OIA Bible study works for anyone of any age, because it simply codifies how all communication works. In another post, I gave some tips for teaching it to 2-year-old children. Now we graduate up to the 4-year-olds.
I’ve taught the 4-5 year-old Sunday school class at my church for over a year now. I’m delighted by how much these kids can understand. When class goes poorly, I’m tempted to blame the kids (“boy, they were really wound up this week!”). But often, the class falters because I’ve failed to communicate the exciting drama of God’s Word.
When has the class been most successful? Here’s what I’ve learned.
1. Read the Bible
Children’s story Bibles are great (some of them, at least). They’re the training wheels that help the kids get started. I really respect The Jesus Storybook Bible and The Gospel Story Bible for 4-year-olds.
But always, always, always read the Bible as well.
I’m tempted to think they won’t get it. But they get it when we explain it (see #3 below).
I’m also tempted to think they don’t have the attention span for it, and I need to read a “condensed” version of the story. But, for example, the tower of Babel story in Genesis 11 has 222 words in the ESV. The Gospel Story Bible uses almost 450 words for this story, and The Jesus Storybook Bible has over 530. Which one is more likely to push the limits of the children’s focus?
2. Situate the Text
One goal is to get the children comfortable with the Bible. So, every week in Sunday school, we discuss what book of the Bible the story comes from.
Then we sing two songs – one for the Old Testament book titles, and one for the New. The children raise their hands during the song when we get to the book that contains this week’s story. It’s a treasure hunt, encouraging them to sing along and listen carefully.
In this way, the children have memorized all the books of the Bible, and they’ve become comfortable with the basic arrangement of books.

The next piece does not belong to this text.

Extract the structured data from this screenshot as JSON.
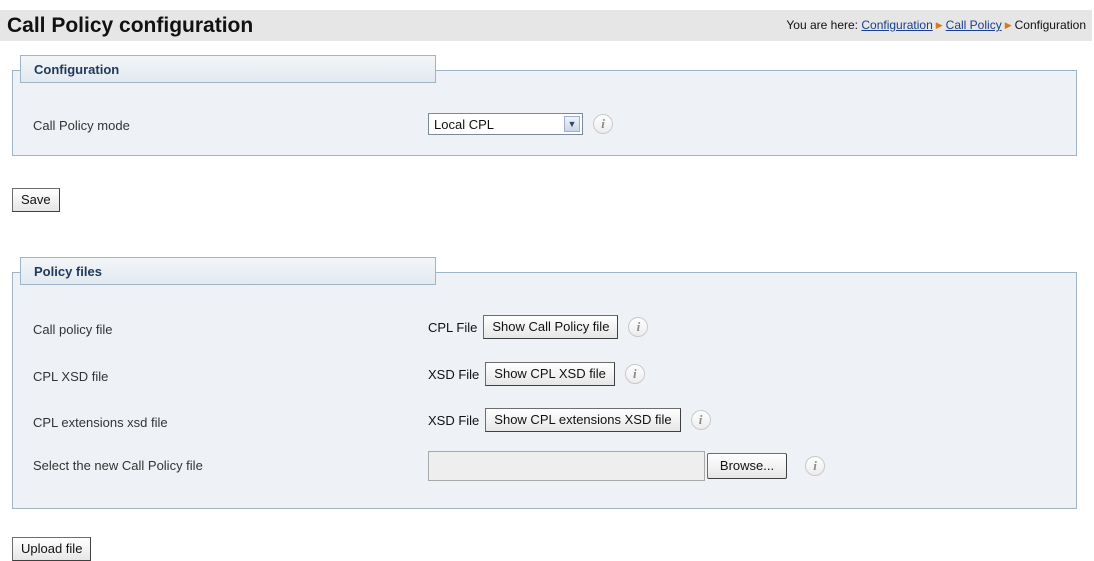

3. Clarify the Point
This point may have the greatest effect on the quality of my class.
Some of our best classes covered unusual topics like the temple or Nehemiah building the walls of Jerusalem. Other highlights covered more familiar stories like baby Jesus and the shepherds, Elijah on Mount Carmel, or Daniel in the lions’ den.
But there was a common thread running through each successful class: I understood and was clear on the point of the Bible story.
Certainly the stories themselves have great value. We need to know our family’s history. We must pickle in the tales of their ups and downs.
But the stories are all there for a reason. God wants to introduce these 4-year-olds to the Hero of the story. He exposes their need for a Hero. And he satisfies their desire for a Hero.
These kids keep me honest. They won’t let me get away with a dumb answer. They’ll keep asking “why?” until I start to make sense. Good for them.
4. Focus on Jesus
He is the Hero. The whole Bible is about him. Any Bible class that doesn’t climax with Jesus is a failure.
These kids don’t need to be able to win Bible Quiz bowls. They don’t need to be good kids.
They need to trust in Jesus as their only hope for life. Let’s help them get there.
5. Visualize the Story
Visualization helps the children to exercise their observation muscles. We can put ourselves into the story and relate to the characters when we see what it was like for them.
We can show illustrations. We can use flannel figures. We can ask questions.
In our class, we like to act the story out. It gets us up and moving around. Sometimes we get a little rowdy, but that’s okay. If we run out of main characters, children get to play the parts of trees, chairs, rivers, or lions. We’ve built towers to the ceiling, and we’ve struck rocks to get water.
These little ones are precious to the Lord. He wants to know them. Will you help?
UPDATE: This post actually focuses on teaching children the Bible. For more help teaching them Bible study, see the next post.
Disclosure: the links above are affiliate links, so if you click them and buy stuff from Amazon, you’ll help to support our site at no extra cost to yourself.